-- Records shown follows --

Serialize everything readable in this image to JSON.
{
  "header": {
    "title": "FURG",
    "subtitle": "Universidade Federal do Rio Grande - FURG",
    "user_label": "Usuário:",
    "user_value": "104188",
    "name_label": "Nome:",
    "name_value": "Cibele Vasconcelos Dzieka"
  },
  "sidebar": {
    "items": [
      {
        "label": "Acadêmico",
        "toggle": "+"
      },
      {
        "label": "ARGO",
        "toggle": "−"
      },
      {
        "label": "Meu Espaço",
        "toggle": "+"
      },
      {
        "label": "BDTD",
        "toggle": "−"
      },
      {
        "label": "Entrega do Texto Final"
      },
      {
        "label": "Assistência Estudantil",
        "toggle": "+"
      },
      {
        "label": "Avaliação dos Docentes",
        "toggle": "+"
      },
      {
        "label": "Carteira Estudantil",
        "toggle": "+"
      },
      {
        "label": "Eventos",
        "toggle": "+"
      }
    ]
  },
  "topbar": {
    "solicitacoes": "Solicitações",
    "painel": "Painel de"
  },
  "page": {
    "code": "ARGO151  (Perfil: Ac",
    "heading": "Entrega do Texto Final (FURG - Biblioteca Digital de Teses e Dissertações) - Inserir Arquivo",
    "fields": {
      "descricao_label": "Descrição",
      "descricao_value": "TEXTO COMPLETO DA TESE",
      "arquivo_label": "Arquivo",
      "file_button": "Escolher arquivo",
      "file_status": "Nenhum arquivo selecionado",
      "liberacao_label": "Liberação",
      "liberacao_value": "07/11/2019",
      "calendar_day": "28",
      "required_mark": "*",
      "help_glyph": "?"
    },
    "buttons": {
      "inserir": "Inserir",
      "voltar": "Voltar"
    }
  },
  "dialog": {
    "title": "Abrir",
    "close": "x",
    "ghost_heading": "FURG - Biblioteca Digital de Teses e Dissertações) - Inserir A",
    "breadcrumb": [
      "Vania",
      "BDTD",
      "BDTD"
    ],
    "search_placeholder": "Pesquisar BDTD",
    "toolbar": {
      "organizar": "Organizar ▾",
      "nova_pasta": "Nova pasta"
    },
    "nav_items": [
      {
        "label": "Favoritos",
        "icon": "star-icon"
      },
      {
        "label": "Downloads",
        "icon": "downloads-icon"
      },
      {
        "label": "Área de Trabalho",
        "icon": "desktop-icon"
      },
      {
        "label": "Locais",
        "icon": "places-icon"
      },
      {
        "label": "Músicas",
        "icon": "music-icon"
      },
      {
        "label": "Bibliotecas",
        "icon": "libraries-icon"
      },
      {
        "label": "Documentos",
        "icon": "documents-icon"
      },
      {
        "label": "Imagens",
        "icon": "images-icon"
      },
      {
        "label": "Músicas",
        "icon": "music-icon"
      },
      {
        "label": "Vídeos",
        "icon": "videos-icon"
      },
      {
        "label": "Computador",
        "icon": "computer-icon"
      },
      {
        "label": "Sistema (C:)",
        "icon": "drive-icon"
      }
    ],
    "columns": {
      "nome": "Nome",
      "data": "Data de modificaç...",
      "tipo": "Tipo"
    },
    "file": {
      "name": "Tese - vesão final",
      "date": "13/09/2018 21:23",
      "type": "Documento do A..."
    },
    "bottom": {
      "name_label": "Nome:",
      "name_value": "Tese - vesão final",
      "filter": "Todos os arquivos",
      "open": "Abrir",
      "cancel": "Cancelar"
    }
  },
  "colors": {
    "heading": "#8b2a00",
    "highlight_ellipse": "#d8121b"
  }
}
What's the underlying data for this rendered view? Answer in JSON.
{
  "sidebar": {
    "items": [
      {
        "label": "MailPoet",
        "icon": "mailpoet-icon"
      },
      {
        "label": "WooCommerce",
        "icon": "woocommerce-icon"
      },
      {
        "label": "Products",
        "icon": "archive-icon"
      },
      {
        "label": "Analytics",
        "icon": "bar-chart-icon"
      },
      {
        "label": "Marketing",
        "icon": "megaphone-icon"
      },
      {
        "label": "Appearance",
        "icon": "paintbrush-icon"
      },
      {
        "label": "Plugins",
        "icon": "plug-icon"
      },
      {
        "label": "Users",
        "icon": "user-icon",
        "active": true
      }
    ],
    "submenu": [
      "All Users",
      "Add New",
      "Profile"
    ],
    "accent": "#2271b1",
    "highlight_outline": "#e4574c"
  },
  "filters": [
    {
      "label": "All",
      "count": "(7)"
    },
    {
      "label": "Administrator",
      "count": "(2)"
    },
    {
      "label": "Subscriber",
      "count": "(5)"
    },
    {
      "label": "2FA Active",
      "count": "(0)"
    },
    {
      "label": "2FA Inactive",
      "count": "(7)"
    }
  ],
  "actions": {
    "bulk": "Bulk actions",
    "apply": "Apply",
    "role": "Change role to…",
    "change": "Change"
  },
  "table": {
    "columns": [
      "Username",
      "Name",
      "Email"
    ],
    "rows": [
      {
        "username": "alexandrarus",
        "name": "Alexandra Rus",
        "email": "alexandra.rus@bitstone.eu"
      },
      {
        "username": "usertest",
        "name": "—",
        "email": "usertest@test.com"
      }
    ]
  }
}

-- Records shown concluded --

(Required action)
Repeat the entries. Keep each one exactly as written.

(Response below)
Serialize everything readable in this image to JSON.
{
  "header": {
    "title": "FURG",
    "subtitle": "Universidade Federal do Rio Grande - FURG",
    "user_label": "Usuário:",
    "user_value": "104188",
    "name_label": "Nome:",
    "name_value": "Cibele Vasconcelos Dzieka"
  },
  "sidebar": {
    "items": [
      {
        "label": "Acadêmico",
        "toggle": "+"
      },
      {
        "label": "ARGO",
        "toggle": "−"
      },
      {
        "label": "Meu Espaço",
        "toggle": "+"
      },
      {
        "label": "BDTD",
        "toggle": "−"
      },
      {
        "label": "Entrega do Texto Final"
      },
      {
        "label": "Assistência Estudantil",
        "toggle": "+"
      },
      {
        "label": "Avaliação dos Docentes",
        "toggle": "+"
      },
      {
        "label": "Carteira Estudantil",
        "toggle": "+"
      },
      {
        "label": "Eventos",
        "toggle": "+"
      }
    ]
  },
  "topbar": {
    "solicitacoes": "Solicitações",
    "painel": "Painel de"
  },
  "page": {
    "code": "ARGO151  (Perfil: Ac",
    "heading": "Entrega do Texto Final (FURG - Biblioteca Digital de Teses e Dissertações) - Inserir Arquivo",
    "fields": {
      "descricao_label": "Descrição",
      "descricao_value": "TEXTO COMPLETO DA TESE",
      "arquivo_label": "Arquivo",
      "file_button": "Escolher arquivo",
      "file_status": "Nenhum arquivo selecionado",
      "liberacao_label": "Liberação",
      "liberacao_value": "07/11/2019",
      "calendar_day": "28",
      "required_mark": "*",
      "help_glyph": "?"
    },
    "buttons": {
      "inserir": "Inserir",
      "voltar": "Voltar"
    }
  },
  "dialog": {
    "title": "Abrir",
    "close": "x",
    "ghost_heading": "FURG - Biblioteca Digital de Teses e Dissertações) - Inserir A",
    "breadcrumb": [
      "Vania",
      "BDTD",
      "BDTD"
    ],
    "search_placeholder": "Pesquisar BDTD",
    "toolbar": {
      "organizar": "Organizar ▾",
      "nova_pasta": "Nova pasta"
    },
    "nav_items": [
      {
        "label": "Favoritos",
        "icon": "star-icon"
      },
      {
        "label": "Downloads",
        "icon": "downloads-icon"
      },
      {
        "label": "Área de Trabalho",
        "icon": "desktop-icon"
      },
      {
        "label": "Locais",
        "icon": "places-icon"
      },
      {
        "label": "Músicas",
        "icon": "music-icon"
      },
      {
        "label": "Bibliotecas",
        "icon": "libraries-icon"
      },
      {
        "label": "Documentos",
        "icon": "documents-icon"
      },
      {
        "label": "Imagens",
        "icon": "images-icon"
      },
      {
        "label": "Músicas",
        "icon": "music-icon"
      },
      {
        "label": "Vídeos",
        "icon": "videos-icon"
      },
      {
        "label": "Computador",
        "icon": "computer-icon"
      },
      {
        "label": "Sistema (C:)",
        "icon": "drive-icon"
      }
    ],
    "columns": {
      "nome": "Nome",
      "data": "Data de modificaç...",
      "tipo": "Tipo"
    },
    "file": {
      "name": "Tese - vesão final",
      "date": "13/09/2018 21:23",
      "type": "Documento do A..."
    },
    "bottom": {
      "name_label": "Nome:",
      "name_value": "Tese - vesão final",
      "filter": "Todos os arquivos",
      "open": "Abrir",
      "cancel": "Cancelar"
    }
  },
  "colors": {
    "heading": "#8b2a00",
    "highlight_ellipse": "#d8121b"
  }
}
What's the underlying data for this rendered view? Answer in JSON.
{
  "sidebar": {
    "items": [
      {
        "label": "MailPoet",
        "icon": "mailpoet-icon"
      },
      {
        "label": "WooCommerce",
        "icon": "woocommerce-icon"
      },
      {
        "label": "Products",
        "icon": "archive-icon"
      },
      {
        "label": "Analytics",
        "icon": "bar-chart-icon"
      },
      {
        "label": "Marketing",
        "icon": "megaphone-icon"
      },
      {
        "label": "Appearance",
        "icon": "paintbrush-icon"
      },
      {
        "label": "Plugins",
        "icon": "plug-icon"
      },
      {
        "label": "Users",
        "icon": "user-icon",
        "active": true
      }
    ],
    "submenu": [
      "All Users",
      "Add New",
      "Profile"
    ],
    "accent": "#2271b1",
    "highlight_outline": "#e4574c"
  },
  "filters": [
    {
      "label": "All",
      "count": "(7)"
    },
    {
      "label": "Administrator",
      "count": "(2)"
    },
    {
      "label": "Subscriber",
      "count": "(5)"
    },
    {
      "label": "2FA Active",
      "count": "(0)"
    },
    {
      "label": "2FA Inactive",
      "count": "(7)"
    }
  ],
  "actions": {
    "bulk": "Bulk actions",
    "apply": "Apply",
    "role": "Change role to…",
    "change": "Change"
  },
  "table": {
    "columns": [
      "Username",
      "Name",
      "Email"
    ],
    "rows": [
      {
        "username": "alexandrarus",
        "name": "Alexandra Rus",
        "email": "alexandra.rus@bitstone.eu"
      },
      {
        "username": "usertest",
        "name": "—",
        "email": "usertest@test.com"
      }
    ]
  }
}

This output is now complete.